Given the role of FTZ as a business zone, this surely means some attractive enterprise contracts with MNCs and local firms. The three domestic operators, China Telecom, China Mobile and China Unicom, have all accepted the arrival of foreign competition, the SCMP says.

The 29 sq km zone, located next to the Pudong business district and covering the airport and the Yangshan port, is intended to attract foreign investment and to trial some liberalised financial services. It is being hailed within China as akin to the establishment of special economic zones 30 years ago.

In that optimistic vein, we might see the FTZ, along with the opening of the MVNO market and the continuing talk of economic reform as signs of cracks in the wall around China telecoms.

This Reuters story on the campaign against monopoly abuses by economic reform outfit NDRC points out that:

The agency is also investigating the pricing practices of 60 local and foreign pharmaceutical firms. Autos, telecoms and banks might come next, regulators have suggested.

However, those with longish memories of Chinese telecoms may recall similar excitement accompanied AT&T’s joint venture with China Telecom and the Shanghai city government back in 2000. To quote People’s Daily back in the day:

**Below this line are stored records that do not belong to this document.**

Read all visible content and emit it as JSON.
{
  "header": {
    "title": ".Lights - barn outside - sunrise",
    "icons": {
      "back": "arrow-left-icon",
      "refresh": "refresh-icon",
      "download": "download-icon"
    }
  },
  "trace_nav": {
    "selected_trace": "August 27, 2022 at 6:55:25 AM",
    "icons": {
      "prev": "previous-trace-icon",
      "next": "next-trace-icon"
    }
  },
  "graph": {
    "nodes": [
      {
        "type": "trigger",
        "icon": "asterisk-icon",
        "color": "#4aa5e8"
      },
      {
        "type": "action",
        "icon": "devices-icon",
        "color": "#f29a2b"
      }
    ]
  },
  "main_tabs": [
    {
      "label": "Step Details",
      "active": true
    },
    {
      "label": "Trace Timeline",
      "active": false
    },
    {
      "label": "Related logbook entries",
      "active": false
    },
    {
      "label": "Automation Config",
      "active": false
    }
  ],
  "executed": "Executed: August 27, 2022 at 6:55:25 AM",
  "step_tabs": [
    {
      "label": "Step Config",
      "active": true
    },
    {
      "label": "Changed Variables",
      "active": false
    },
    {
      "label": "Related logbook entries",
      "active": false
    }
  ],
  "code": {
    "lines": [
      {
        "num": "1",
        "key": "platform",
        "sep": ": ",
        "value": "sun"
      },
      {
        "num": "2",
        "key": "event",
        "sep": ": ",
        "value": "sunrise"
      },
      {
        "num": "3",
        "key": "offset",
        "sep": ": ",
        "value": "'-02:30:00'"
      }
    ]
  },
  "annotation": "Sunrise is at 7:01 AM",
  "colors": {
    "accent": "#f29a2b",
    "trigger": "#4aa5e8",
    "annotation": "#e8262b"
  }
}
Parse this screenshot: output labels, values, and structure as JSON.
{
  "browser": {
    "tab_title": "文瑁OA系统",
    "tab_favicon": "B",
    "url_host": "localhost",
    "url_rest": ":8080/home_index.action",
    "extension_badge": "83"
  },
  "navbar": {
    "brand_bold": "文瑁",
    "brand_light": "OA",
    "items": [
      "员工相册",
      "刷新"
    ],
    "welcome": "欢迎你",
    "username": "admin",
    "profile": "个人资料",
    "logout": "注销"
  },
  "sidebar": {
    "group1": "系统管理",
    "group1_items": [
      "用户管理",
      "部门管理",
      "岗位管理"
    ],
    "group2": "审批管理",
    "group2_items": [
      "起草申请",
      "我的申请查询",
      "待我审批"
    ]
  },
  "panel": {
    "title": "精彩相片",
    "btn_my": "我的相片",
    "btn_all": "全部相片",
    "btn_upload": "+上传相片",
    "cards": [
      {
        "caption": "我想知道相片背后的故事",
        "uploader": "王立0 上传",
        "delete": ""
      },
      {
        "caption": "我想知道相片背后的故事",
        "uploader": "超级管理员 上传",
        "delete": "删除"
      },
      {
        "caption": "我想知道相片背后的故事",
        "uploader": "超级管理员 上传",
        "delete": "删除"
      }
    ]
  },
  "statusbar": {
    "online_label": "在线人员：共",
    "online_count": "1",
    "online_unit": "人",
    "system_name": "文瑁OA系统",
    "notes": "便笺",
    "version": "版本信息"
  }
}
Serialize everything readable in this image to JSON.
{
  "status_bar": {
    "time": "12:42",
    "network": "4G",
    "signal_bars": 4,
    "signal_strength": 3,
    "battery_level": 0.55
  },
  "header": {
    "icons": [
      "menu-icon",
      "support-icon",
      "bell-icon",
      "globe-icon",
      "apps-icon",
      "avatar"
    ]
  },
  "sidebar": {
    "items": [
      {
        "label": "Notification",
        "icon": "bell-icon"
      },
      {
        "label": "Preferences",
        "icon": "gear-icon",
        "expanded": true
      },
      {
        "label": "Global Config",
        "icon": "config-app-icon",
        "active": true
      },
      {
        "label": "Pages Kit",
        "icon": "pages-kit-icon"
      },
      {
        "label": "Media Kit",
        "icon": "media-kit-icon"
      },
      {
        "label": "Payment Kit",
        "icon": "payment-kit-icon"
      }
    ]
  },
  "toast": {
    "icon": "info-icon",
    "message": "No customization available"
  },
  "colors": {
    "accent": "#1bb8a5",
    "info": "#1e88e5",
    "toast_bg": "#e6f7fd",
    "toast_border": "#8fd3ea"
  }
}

Analysts said the deal will serve as a role model for foreign investors in the State-gripped market and other foreign firms are expected to follow the AT&T example when China enters the World Trade Organization.

That hasn’t happened. Shanghai Symphony is still the only foreign-invested telco JV in China, and a frustrating exercise for AT&T

China’s WTO promise to open up the telecom services sector has been a hollow one, but no surprise. Direct control over telecoms is a sine qua non of party rule, guaranteeing direct control over the net and influence over the entire digital economy. China ranks 173rd out of 179 countries in the Reporters Without Borders Press Freedom Index and is on the NGO’s list of Enemies of the Internet.

None of this has changed. Rather, the current heavy internet crackdown tells us that, even if foreign operators are admitted to the FTZ, they will go no further.